While I do understand the rush of putting in long hours to build an empire and working on something you believe in (hello! first year business owner here!), I think it’s important that we examine our relationship to this “hustle hard” mentality and maintain a healthy relationship with it.
Are you burying your needs and your humanity to be a productive and valuable employee or volunteer or partner? Then it might be time for a change and some self-study.
Saying no doesn’t make you a jerk
We say yes. A lot. We take on more and more responsibility, unpaid labor, emotional labor, and more. Especially as women.
Next thing we know we are looking months into the future without a free weekend or night after work because we’ve made so many commitments. Then when we get a request for something we REALLY want to do – we literally don’t have room for it in our lives. Not cool.
Saying no is hard sometimes because we WANT to say yes. We want to help people. But we need to understand that the word “no” is bound up in our relationship to time and why we feel that we don’t have enough of it.
Saying no makes space in your life for the things you want to say yes to.
Once I realized that saying no means saying yes to something else – something more fulfilling, exciting, urgent, important, worthy – I started to love the word no.
If you say yes to someone else, you’re saying no to yourself and your priorities.

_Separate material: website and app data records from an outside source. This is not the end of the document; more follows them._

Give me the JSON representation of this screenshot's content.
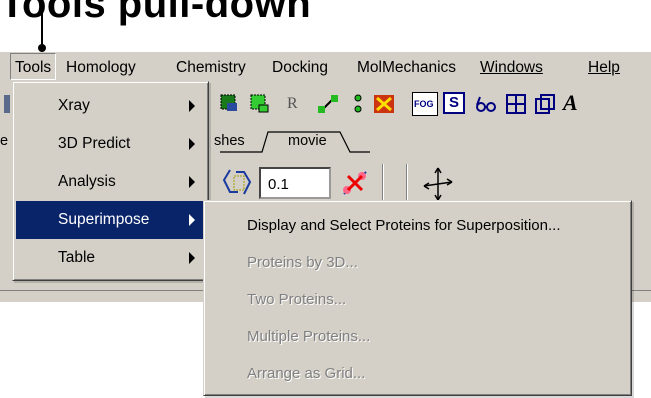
{
  "caption": "Tools pull-down",
  "menubar": {
    "items": [
      "Tools",
      "Homology",
      "Chemistry",
      "Docking",
      "MolMechanics",
      "Windows",
      "Help"
    ]
  },
  "toolbar": {
    "value_field": "0.1",
    "r_label": "R",
    "fog_label": "FOG",
    "s_label": "S",
    "a_label": "A"
  },
  "tabs": {
    "left_fragment": "e",
    "meshes_fragment": "shes",
    "movie": "movie"
  },
  "tools_menu": {
    "items": [
      {
        "label": "Xray",
        "has_submenu": true
      },
      {
        "label": "3D Predict",
        "has_submenu": true
      },
      {
        "label": "Analysis",
        "has_submenu": true
      },
      {
        "label": "Superimpose",
        "has_submenu": true,
        "selected": true
      },
      {
        "label": "Table",
        "has_submenu": true
      }
    ]
  },
  "superimpose_menu": {
    "items": [
      {
        "label": "Display and Select Proteins for Superposition...",
        "enabled": true
      },
      {
        "label": "Proteins by 3D...",
        "enabled": false
      },
      {
        "label": "Two Proteins...",
        "enabled": false
      },
      {
        "label": "Multiple Proteins...",
        "enabled": false
      },
      {
        "label": "Arrange as Grid...",
        "enabled": false
      }
    ]
  },
  "colors": {
    "window_bg": "#d4d0c8",
    "highlight": "#0a246a",
    "disabled_text": "#808080"
  }
}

Sometimes saying yes is absolutely the right thing. But sometimes it’s to your detriment. Learning to say no to something that doesn’t do you any favors or line up with your priorities means you get to say yes to something affirming and awesome. Something that makes your heart leap and that small, still voice inside you sigh with relief.
On the other hand, saying yes to something that doesn’t resonate with your values and priorities leaves you feeling resentful, overworked, stressed, and with an empty tank for the things that really do matter to you right now.
Some ways to figure out if the right answer is yes or no
What are you resentful of? Do you have things that you dread doing? Things you said yes to out of obligation or a sense of duty? I can always tell I’ve said yes to the wrong thing when I feel it in my body.
In my body this looks like: my shoulders move up toward my ears, my neck feels tight, I clench my jaw and furrow my brow, my stomach tightens.
When someone asks you to do something, pay attention to the sensations in your body. Literally, trust your gut reaction here. Do you feel excited by it? Do you want to say, “heck yeah!” If not, say no.
What’s the matching no? Logic dictates that if you say yes to something, there’s an equivalent no.
If you say yes to taking an extra shift at work, you’re saying no to cooking dinner and spending time in the bath with a book. If you say yes to going to the club with your friends, you’re saying no to the early morning exercise class.
Is the matching no worth saying yes?
Maxine Waters isn’t afraid to say no. Let’s be inspired to reclaim our time.
Want to spend a weekend learning to reclaim your time?
Join me for Time Weavers: a retreat for women who want to redefine their relationship with time and lay claim to their optimal rhythm
I have talked to so many women lately who share this struggle with us, this fight over time, this battle to claim our own rhythm and to feel like life hasn’t left us behind.
I created a retreat especially for us, the time-poor, the ones who have too much to do and not enough hours in the day.
How would it feel to actually know you’re reclaiming your time. Your own rhythm. Trusting yourself in your own right timing.
At Time Weavers, we’re going to discover that and learn practical ways to implement it in real life. Your time is your own. It’s time to take it back.
I’ve got 2 spots left. This retreat is $895 all inclusive in gorgeous central California, September 21-24.